In all honesty, I was not looking forward to Happy-Go-Lucky because, based on the marketing, it seemed to be consciously aiming for that bullshit quirkiness factor American audiences eat up. From the posters and trailers, you'd assume this film was basically Juno driving around in Little Miss Sunshine's yellow QuirkMobile.
In fact, Happy-Go-Lucky is not only not that film, it in many ways seems to be a conscious inversion of it. The first fifteen minutes introduces Poppy (Sally Hawkins), the world's most preposterously, infuriatingly upbeat character. What's that?! She takes trampolene lessons! Wot, wot?! There she is making childish paper masks in her flat!!!

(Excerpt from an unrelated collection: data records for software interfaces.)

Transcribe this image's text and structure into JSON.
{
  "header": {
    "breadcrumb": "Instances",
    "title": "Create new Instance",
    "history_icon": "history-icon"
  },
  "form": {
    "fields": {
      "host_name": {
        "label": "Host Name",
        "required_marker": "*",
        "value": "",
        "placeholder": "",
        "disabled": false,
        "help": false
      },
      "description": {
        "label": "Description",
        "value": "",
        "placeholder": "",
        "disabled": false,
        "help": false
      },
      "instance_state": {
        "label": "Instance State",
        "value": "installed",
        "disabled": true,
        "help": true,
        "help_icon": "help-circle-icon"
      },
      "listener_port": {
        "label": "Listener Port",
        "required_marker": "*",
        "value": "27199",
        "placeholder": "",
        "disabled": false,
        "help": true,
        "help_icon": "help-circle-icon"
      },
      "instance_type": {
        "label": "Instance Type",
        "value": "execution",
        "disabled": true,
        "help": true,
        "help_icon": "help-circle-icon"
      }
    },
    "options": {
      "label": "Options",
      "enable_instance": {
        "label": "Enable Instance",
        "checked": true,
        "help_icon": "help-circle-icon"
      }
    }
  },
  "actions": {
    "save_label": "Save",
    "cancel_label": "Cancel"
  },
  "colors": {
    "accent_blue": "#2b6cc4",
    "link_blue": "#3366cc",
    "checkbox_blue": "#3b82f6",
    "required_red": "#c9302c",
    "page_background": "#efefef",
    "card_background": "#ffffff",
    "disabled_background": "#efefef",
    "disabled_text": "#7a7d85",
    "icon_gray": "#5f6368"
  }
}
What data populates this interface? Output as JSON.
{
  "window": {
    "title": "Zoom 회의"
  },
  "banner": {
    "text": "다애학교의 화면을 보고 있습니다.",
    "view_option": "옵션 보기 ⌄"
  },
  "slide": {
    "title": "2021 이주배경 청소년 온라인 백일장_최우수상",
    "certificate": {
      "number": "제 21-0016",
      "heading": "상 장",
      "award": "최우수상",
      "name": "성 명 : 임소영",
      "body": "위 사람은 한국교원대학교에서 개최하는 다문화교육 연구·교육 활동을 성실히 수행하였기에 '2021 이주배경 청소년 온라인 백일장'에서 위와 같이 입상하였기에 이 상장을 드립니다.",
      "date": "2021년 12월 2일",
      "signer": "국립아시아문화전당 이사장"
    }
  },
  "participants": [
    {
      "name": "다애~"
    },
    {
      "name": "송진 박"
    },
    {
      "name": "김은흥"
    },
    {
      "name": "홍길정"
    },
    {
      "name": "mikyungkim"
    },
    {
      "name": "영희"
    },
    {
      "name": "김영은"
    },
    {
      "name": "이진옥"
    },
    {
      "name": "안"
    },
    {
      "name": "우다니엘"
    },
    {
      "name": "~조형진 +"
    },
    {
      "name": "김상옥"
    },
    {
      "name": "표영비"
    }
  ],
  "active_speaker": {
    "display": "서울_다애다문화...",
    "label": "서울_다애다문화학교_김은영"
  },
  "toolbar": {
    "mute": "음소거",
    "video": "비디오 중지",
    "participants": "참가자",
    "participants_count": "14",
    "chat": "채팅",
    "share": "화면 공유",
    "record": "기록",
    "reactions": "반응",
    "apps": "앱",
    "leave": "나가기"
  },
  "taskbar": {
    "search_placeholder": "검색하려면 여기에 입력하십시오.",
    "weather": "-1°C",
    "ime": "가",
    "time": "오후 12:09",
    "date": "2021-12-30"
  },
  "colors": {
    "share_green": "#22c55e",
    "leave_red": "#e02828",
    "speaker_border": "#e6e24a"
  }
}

But it is to Leigh's great credit that all the Fox Searchlight Quirkshit® is well-grounded in real life, and in the truth of the character. Where Leigh's knack for exposing human ugliness was once his focus, here he seems to be doing an older, wiser revisitation of Naked: seeing the potential for humans to truly be good.
And what's most refreshing about HGL is that Leigh manages to let the various threads of the story unfold without judgment or cynicism—in various places it recalls Life is Sweet and Career Girls in terms of simply letting the characters be who they are. And just when you think he is about to give Poppy some kind of dark comeuppance for all her optimism he doesn't. Leigh now is willing to see the possibility for someone to be helplessly full of joy as another might be helplessly despairing.
It's a damn good movie, one of the best I've seen in a long time. Hawkins deserves every lick of praise she received for her performance, and the ensemble cast is, as expected, right on the money. In a time where seemingly everyone with access to the Internet wastes no time showing the world how snarky they can be, it's inspiring to see a filmmaker like Mike Leigh showing how shallow this attitude really is.
I'm frankly at a loss to think of a storyteller so consistently proving himself a Great Artist: putting creations out into the world that will unquestionably still be there 100 years on. Certainly the same won't be said of the many people whose Twittered dismissals of films like this one barely register even right now.
Review by La Fée